After graduating from the University of Calgary I had an opportunity to visit China in the 1980’s (this was China long before it became an economic powerhouse). I was shocked at the suffering, the poverty and the general living conditions. China opened my eyes to the living conditions that half the world lived in. For months I couldn’t get the images of what I saw out of my head. I made a promise to myself that when I returned to Canada I would do something. For awhile I sponsored children in different third world countries and donated to third world causes but that somehow never seemed enough and those early child hood discussions of Africa I had were always in the back of my head.
When I met Helen at one the Social Justice Committee meetings at Deer Park Untied Church and she told me she wanted to send a container to Africa, the idea immediately resonated with me. It was a way to help first hand, a kind of roll-up your sleeves and dig in kind of help, and a way to see firsthand how giving people a hand –up can impact their lives. I felt that I had finally found a way to answer those childhood dreams of helping children in Africa.

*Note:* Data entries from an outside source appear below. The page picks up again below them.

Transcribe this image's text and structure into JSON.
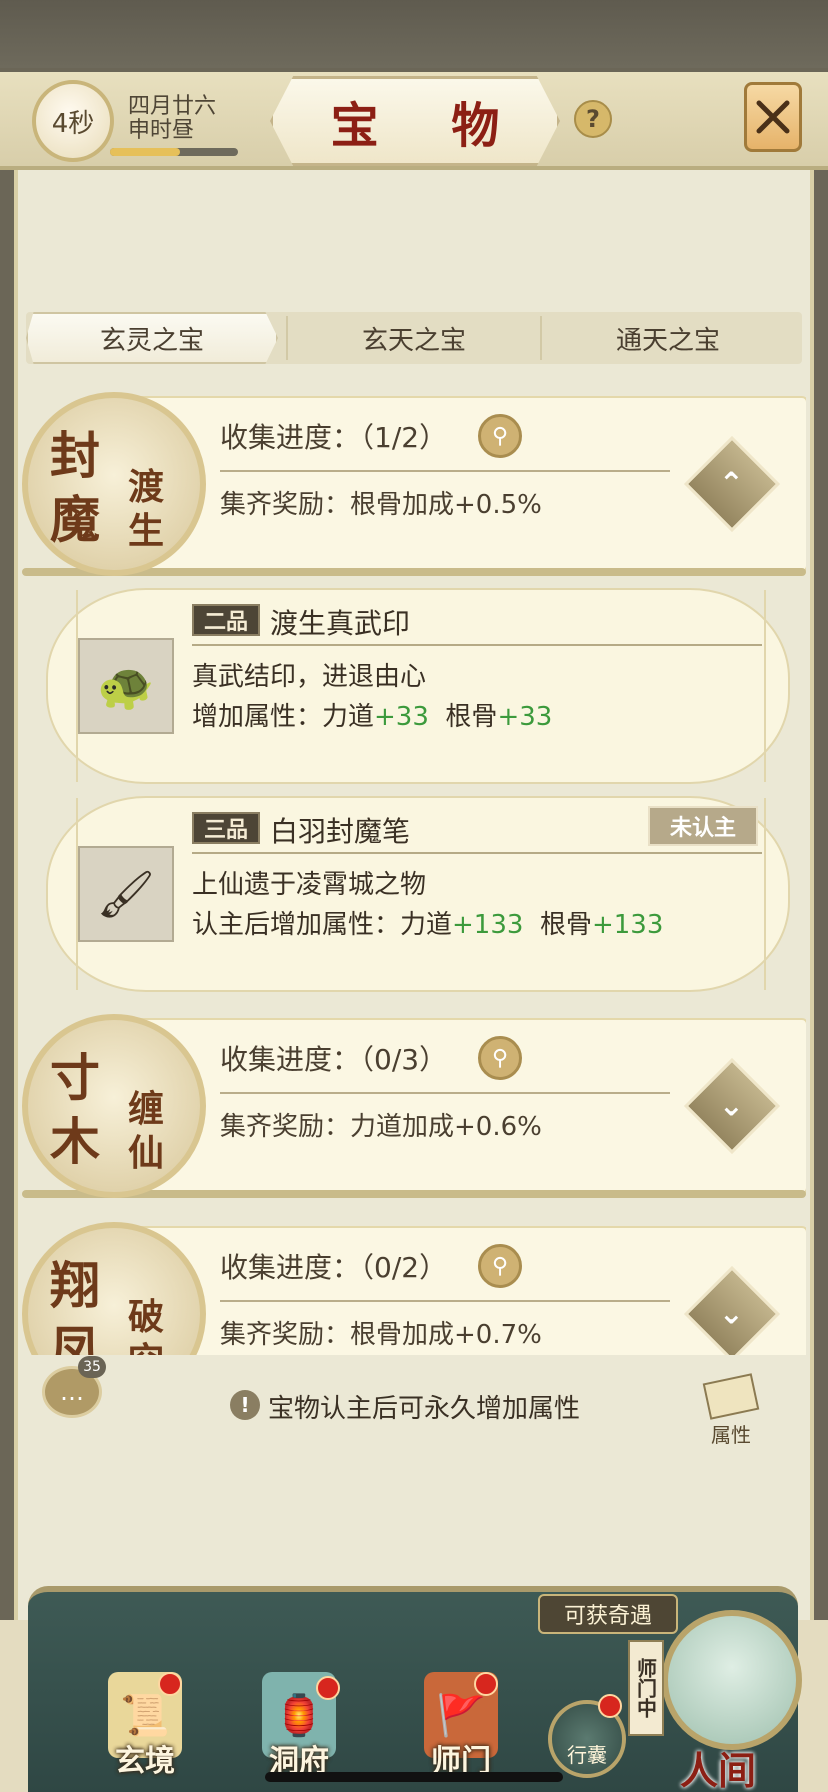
{
  "header": {
    "timer": "4秒",
    "date_line1": "四月廿六",
    "date_line2": "申时昼",
    "time_progress": 0.55,
    "title": "宝 物",
    "help_icon": "question-icon",
    "close_icon": "close-x-icon"
  },
  "tabs": [
    {
      "label": "玄灵之宝",
      "active": true
    },
    {
      "label": "玄天之宝",
      "active": false
    },
    {
      "label": "通天之宝",
      "active": false
    }
  ],
  "sets": [
    {
      "seal_big": [
        "封",
        "魔"
      ],
      "seal_small": [
        "渡",
        "生"
      ],
      "progress": "收集进度：（1/2）",
      "reward": "集齐奖励：根骨加成+0.5%",
      "expanded": true,
      "toggle_icon": "chevron-up-icon"
    },
    {
      "seal_big": [
        "寸",
        "木"
      ],
      "seal_small": [
        "缠",
        "仙"
      ],
      "progress": "收集进度：（0/3）",
      "reward": "集齐奖励：力道加成+0.6%",
      "expanded": false,
      "toggle_icon": "chevron-down-icon"
    },
    {
      "seal_big": [
        "翔",
        "凤"
      ],
      "seal_small": [
        "破",
        "空"
      ],
      "progress": "收集进度：（0/2）",
      "reward": "集齐奖励：根骨加成+0.7%",
      "expanded": false,
      "toggle_icon": "chevron-down-icon"
    }
  ],
  "items": [
    {
      "grade": "二品",
      "name": "渡生真武印",
      "desc": "真武结印，进退由心",
      "attr_prefix": "增加属性：力道",
      "attr_val1": "+33",
      "attr_mid": "根骨",
      "attr_val2": "+33",
      "icon": "jade-seal-icon",
      "unbound": ""
    },
    {
      "grade": "三品",
      "name": "白羽封魔笔",
      "desc": "上仙遗于凌霄城之物",
      "attr_prefix": "认主后增加属性：力道",
      "attr_val1": "+133",
      "attr_mid": "根骨",
      "attr_val2": "+133",
      "icon": "feather-brush-icon",
      "unbound": "未认主"
    }
  ],
  "tip": {
    "text": "宝物认主后可永久增加属性",
    "chat_count": "35",
    "attr_button": "属性"
  },
  "nav": {
    "items": [
      {
        "label": "玄境",
        "badge": true,
        "icon": "scroll-icon"
      },
      {
        "label": "洞府",
        "badge": true,
        "icon": "lantern-icon"
      },
      {
        "label": "师门",
        "badge": true,
        "icon": "banner-icon"
      }
    ],
    "bag_label": "行囊",
    "encounter_tag": "可获奇遇",
    "sect_tag": "师门中",
    "world_label": "人间"
  },
  "colors": {
    "attr_green": "#3c9a3c",
    "title_red": "#8c1f14",
    "badge_red": "#d7261e"
  }
}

I feel incredibly fortunate to work with such a wonderful leader as Helen, she is a true inspiration. I’m also very grateful for the many volunteers and supporters who have worked tirelessly to support the Malawi Project and look forward to their continuing assistance.

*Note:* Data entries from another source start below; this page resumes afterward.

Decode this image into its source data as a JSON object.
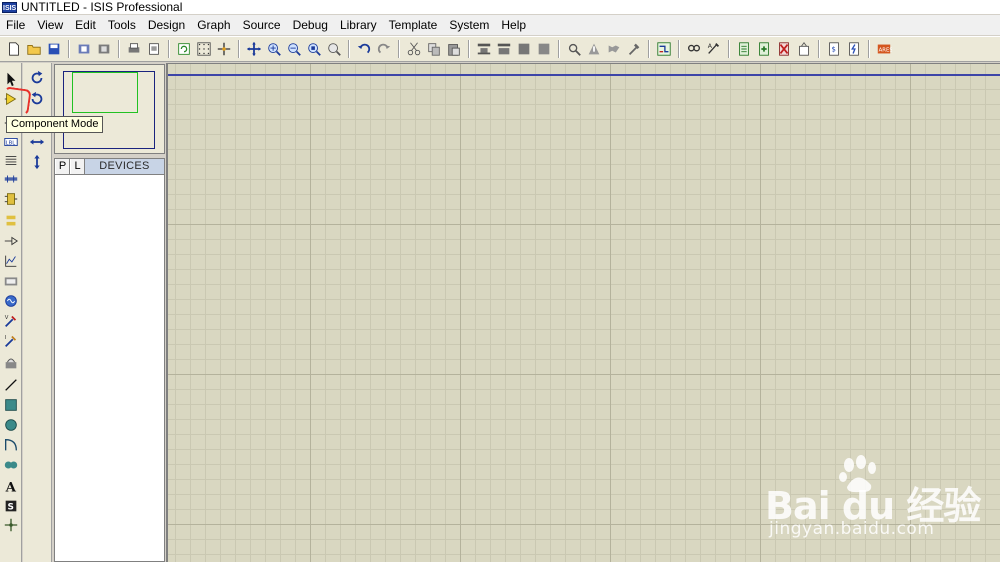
{
  "window": {
    "app_icon_text": "ISIS",
    "title": "UNTITLED - ISIS Professional"
  },
  "menu": [
    "File",
    "Edit",
    "View",
    "Tools",
    "Design",
    "Graph",
    "Source",
    "Debug",
    "Library",
    "Template",
    "System",
    "Help"
  ],
  "toolbar": {
    "groups": [
      [
        "new-file-icon",
        "open-file-icon",
        "save-icon"
      ],
      [
        "import-icon",
        "export-icon"
      ],
      [
        "print-icon",
        "print-area-icon"
      ],
      [
        "refresh-icon",
        "grid-icon",
        "origin-icon"
      ],
      [
        "pan-icon",
        "zoom-in-icon",
        "zoom-out-icon",
        "zoom-all-icon",
        "zoom-area-icon"
      ],
      [
        "undo-icon",
        "redo-icon"
      ],
      [
        "cut-icon",
        "copy-icon",
        "paste-icon"
      ],
      [
        "block-copy-icon",
        "block-move-icon",
        "block-rotate-icon",
        "block-delete-icon"
      ],
      [
        "pick-device-icon",
        "make-device-icon",
        "packaging-tool-icon",
        "decompose-icon"
      ],
      [
        "wire-autorouter-icon"
      ],
      [
        "search-tag-icon",
        "property-assignment-icon"
      ],
      [
        "new-sheet-icon",
        "add-sheet-icon",
        "remove-sheet-icon",
        "goto-sheet-icon"
      ],
      [
        "bill-of-materials-icon",
        "electrical-rule-check-icon"
      ],
      [
        "ares-netlist-icon"
      ]
    ]
  },
  "left_tools": {
    "items": [
      "selection-mode-icon",
      "component-mode-icon",
      "junction-dot-icon",
      "wire-label-icon",
      "text-script-icon",
      "buses-icon",
      "subcircuit-icon",
      "terminals-icon",
      "device-pins-icon",
      "graph-icon",
      "tape-recorder-icon",
      "generator-icon",
      "voltage-probe-icon",
      "current-probe-icon",
      "virtual-instrument-icon",
      "line-icon",
      "box-icon",
      "circle-icon",
      "arc-icon",
      "path-icon",
      "text-icon",
      "symbol-icon",
      "marker-icon"
    ]
  },
  "rotation_tools": [
    "rotate-clockwise-icon",
    "rotate-anticlockwise-icon",
    "mirror-horizontal-icon",
    "mirror-vertical-icon"
  ],
  "devices_panel": {
    "pick_label": "P",
    "library_label": "L",
    "title": "DEVICES"
  },
  "tooltip": {
    "text": "Component Mode"
  },
  "colors": {
    "canvas": "#d9d7c1",
    "grid_major": "#b4b29c",
    "grid_minor": "#cac8b2",
    "sheet_border": "#3d45a8",
    "overview_view": "#22c122",
    "highlight": "#e8302a",
    "tooltip_bg": "#ffffe1"
  },
  "watermark": {
    "brand": "Bai du 经验",
    "url": "jingyan.baidu.com"
  }
}
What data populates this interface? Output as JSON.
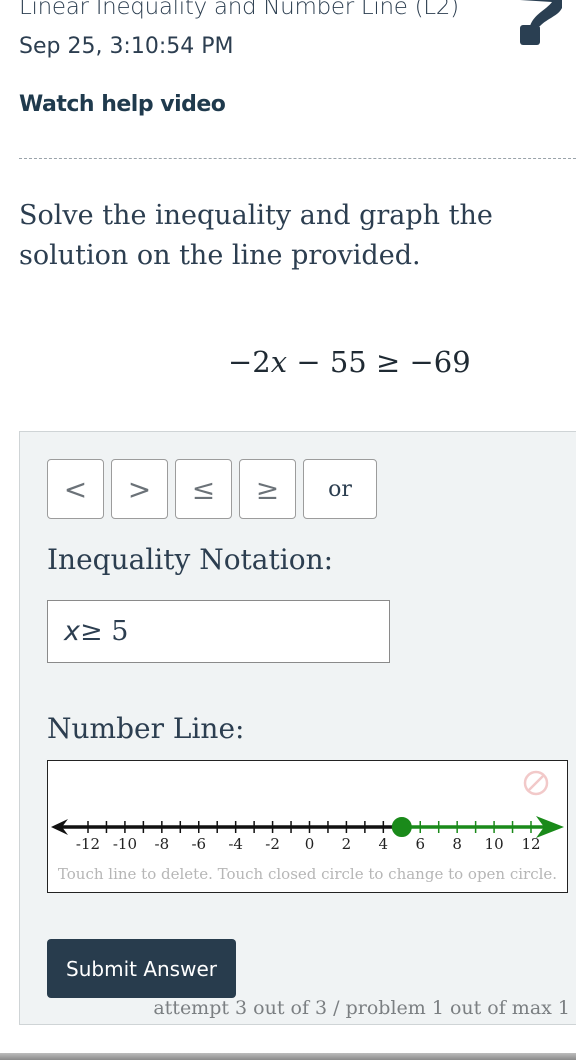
{
  "header": {
    "title": "Linear Inequality and Number Line (L2)",
    "date": "Sep 25, 3:10:54 PM",
    "help_icon": "question-mark-icon"
  },
  "help_link": "Watch help video",
  "question": {
    "prompt": "Solve the inequality and graph the solution on the line provided.",
    "equation": {
      "coef": "−2",
      "var": "x",
      "rest": " − 55 ≥ −69"
    }
  },
  "symbol_buttons": [
    {
      "label": "<",
      "name": "less-than"
    },
    {
      "label": ">",
      "name": "greater-than"
    },
    {
      "label": "≤",
      "name": "less-or-equal"
    },
    {
      "label": "≥",
      "name": "greater-or-equal"
    },
    {
      "label": "or",
      "name": "or"
    }
  ],
  "inequality_notation": {
    "label": "Inequality Notation:",
    "value_var": "x",
    "value_rest": " ≥ 5"
  },
  "number_line": {
    "label": "Number Line:",
    "range": [
      -13,
      13
    ],
    "tick_labels": [
      "-12",
      "-10",
      "-8",
      "-6",
      "-4",
      "-2",
      "0",
      "2",
      "4",
      "6",
      "8",
      "10",
      "12"
    ],
    "solution": {
      "endpoint": 5,
      "endpoint_type": "closed",
      "direction": "right"
    },
    "colors": {
      "axis": "#111111",
      "solution": "#1a8a1a",
      "delete_icon": "#f2c9c9"
    },
    "delete_icon": "no-entry-icon",
    "instructions": "Touch line to delete. Touch closed circle to change to open circle."
  },
  "submit": {
    "label": "Submit Answer"
  },
  "attempt_info": "attempt 3 out of 3 / problem 1 out of max 1"
}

If you want happiness for an hour — take a nap.
If you want happiness for a day — go fishing.
If you want happiness for a year — inherit a fortune.

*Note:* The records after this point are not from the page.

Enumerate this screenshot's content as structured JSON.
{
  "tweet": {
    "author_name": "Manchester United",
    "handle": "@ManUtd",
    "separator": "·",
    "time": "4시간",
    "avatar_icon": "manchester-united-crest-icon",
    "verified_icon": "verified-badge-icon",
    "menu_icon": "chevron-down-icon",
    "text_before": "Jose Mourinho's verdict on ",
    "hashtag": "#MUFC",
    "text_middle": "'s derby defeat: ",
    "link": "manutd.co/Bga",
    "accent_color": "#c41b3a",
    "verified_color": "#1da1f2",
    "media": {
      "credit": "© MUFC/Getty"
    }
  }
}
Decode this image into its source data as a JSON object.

If you want happiness for a lifetime — help someone else.
Gerry Simon is a director and current Secretary of Heathy Lives International Society/ Malawi Water Project. A Calgary-based retired lawyer and teacher, his involvement with Biosand water filter projects began in Zimbabwe in 1999, working with the filter’s inventor, Dr. David Manz.
Jerry Timoffee is Treasurer for Healthy Lives International Society/Malawi Water Project. He has 40 years of business and financial management experience. Jerry holds a Chartered Professional Accountant (CMA) professional designation. In the past Jerry has travelled with not-for-profit organizations on projects to Kosovo and Nicaragua.
Tom Smillie has 35 years of financial management experience with more than 15 years as the senior finance executive for several companies. He has also managed non-financial areas including IT, human resources and supply chain management. Tom holds a Chartered Professional Accountant (CMA) professional designation and graduated from the University of Alberta with degrees in electrical engineering and business. He has a particular interest in international development and, in addition to his involvement with Healthy Lives International, he volunteers with other not-for-profits and is a board member with the Fig Tree Foundation.
Peggy Beswick is a member of Healthy Lives International Society/Malawi Water Project. In recent years, she has travelled to Malawi with her sister, Helen Timoffee, chairperson of Healthy Lives International to help and support. She strongly believes that clean water and proper sanitation are crucial in the development of strong productive communities.
Peggy is a retired Social Worker having worked in the fields of childcare and eldercare. She lives in Victoria, BC with her husband, Neil. She is fortunate to have her children and grandchildren living nearby.